What is needed: State only the number of lines below where the word "also" is found.
---------------
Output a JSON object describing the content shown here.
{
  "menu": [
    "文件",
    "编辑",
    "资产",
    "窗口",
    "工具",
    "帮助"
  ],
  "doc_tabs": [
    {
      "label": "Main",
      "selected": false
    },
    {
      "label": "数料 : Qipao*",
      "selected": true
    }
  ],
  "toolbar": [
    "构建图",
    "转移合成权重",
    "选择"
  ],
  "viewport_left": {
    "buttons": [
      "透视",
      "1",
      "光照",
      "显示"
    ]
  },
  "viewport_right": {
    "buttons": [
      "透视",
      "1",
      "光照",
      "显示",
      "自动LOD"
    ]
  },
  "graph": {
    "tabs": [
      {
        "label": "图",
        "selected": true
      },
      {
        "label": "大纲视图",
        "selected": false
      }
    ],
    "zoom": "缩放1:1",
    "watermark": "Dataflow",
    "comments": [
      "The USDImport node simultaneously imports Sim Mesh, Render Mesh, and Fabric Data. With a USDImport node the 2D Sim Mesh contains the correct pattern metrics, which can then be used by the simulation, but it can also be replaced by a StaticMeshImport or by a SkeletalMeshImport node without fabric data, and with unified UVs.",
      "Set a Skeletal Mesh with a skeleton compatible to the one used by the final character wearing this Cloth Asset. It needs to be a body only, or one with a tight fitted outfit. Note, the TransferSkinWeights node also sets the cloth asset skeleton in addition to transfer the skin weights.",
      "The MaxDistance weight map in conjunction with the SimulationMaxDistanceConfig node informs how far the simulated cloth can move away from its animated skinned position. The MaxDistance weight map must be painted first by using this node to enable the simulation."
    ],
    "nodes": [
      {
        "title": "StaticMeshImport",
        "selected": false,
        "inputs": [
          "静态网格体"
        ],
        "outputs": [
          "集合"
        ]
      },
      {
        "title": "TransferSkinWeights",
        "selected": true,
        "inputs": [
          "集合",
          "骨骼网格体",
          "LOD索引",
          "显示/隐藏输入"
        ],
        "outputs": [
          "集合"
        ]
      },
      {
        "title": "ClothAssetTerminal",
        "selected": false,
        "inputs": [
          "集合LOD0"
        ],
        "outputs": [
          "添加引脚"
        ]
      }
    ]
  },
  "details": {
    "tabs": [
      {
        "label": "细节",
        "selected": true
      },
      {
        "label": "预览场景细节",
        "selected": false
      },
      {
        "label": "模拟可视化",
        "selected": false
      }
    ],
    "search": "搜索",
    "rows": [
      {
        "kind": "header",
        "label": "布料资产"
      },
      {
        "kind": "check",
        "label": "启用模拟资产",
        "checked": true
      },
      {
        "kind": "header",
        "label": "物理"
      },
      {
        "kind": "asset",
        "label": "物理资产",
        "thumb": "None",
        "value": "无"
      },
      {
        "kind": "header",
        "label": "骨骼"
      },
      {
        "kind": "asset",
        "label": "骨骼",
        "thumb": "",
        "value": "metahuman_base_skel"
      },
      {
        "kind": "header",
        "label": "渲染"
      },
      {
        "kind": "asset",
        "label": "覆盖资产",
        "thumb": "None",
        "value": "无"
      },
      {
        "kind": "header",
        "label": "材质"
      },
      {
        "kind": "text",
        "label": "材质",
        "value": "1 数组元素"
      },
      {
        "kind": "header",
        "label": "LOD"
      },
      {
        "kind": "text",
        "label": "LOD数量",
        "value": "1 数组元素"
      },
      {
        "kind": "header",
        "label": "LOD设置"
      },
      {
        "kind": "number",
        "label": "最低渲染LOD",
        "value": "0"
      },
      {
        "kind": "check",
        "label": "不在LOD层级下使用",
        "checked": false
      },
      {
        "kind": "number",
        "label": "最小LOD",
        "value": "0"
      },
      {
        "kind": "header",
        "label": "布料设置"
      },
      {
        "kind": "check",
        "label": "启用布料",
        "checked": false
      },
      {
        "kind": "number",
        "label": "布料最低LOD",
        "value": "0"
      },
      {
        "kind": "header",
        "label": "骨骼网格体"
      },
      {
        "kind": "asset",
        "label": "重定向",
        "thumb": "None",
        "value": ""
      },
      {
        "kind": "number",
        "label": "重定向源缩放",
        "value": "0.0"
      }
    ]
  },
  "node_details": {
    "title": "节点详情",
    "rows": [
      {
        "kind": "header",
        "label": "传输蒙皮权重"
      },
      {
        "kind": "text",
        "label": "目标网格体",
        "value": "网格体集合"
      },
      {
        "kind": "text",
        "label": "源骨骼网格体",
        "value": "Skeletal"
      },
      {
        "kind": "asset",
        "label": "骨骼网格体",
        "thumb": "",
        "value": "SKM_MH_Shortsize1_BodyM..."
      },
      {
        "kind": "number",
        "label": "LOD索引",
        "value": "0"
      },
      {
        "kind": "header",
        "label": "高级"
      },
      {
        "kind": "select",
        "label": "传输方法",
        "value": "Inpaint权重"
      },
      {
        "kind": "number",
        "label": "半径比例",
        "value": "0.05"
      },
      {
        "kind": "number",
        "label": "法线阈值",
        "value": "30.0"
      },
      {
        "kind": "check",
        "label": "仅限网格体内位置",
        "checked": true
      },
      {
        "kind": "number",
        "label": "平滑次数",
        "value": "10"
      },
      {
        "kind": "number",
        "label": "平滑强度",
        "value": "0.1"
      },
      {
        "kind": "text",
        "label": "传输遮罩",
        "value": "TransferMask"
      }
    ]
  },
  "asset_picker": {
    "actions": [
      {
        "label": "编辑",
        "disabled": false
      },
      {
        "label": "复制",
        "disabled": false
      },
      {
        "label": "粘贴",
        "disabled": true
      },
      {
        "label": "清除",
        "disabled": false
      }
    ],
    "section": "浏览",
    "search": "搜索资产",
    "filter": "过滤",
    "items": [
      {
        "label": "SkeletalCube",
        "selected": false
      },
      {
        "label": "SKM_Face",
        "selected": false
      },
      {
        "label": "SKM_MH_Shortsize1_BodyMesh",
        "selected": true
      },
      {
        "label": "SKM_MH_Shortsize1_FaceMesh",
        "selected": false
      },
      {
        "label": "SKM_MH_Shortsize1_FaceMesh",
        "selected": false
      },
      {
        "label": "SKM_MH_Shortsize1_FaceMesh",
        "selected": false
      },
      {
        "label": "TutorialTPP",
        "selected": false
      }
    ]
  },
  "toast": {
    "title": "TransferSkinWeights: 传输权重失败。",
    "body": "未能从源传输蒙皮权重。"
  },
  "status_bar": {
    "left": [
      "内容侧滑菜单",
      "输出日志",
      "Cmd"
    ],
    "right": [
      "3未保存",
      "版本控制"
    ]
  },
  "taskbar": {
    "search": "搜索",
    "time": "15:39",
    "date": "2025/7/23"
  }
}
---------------
Task result: 2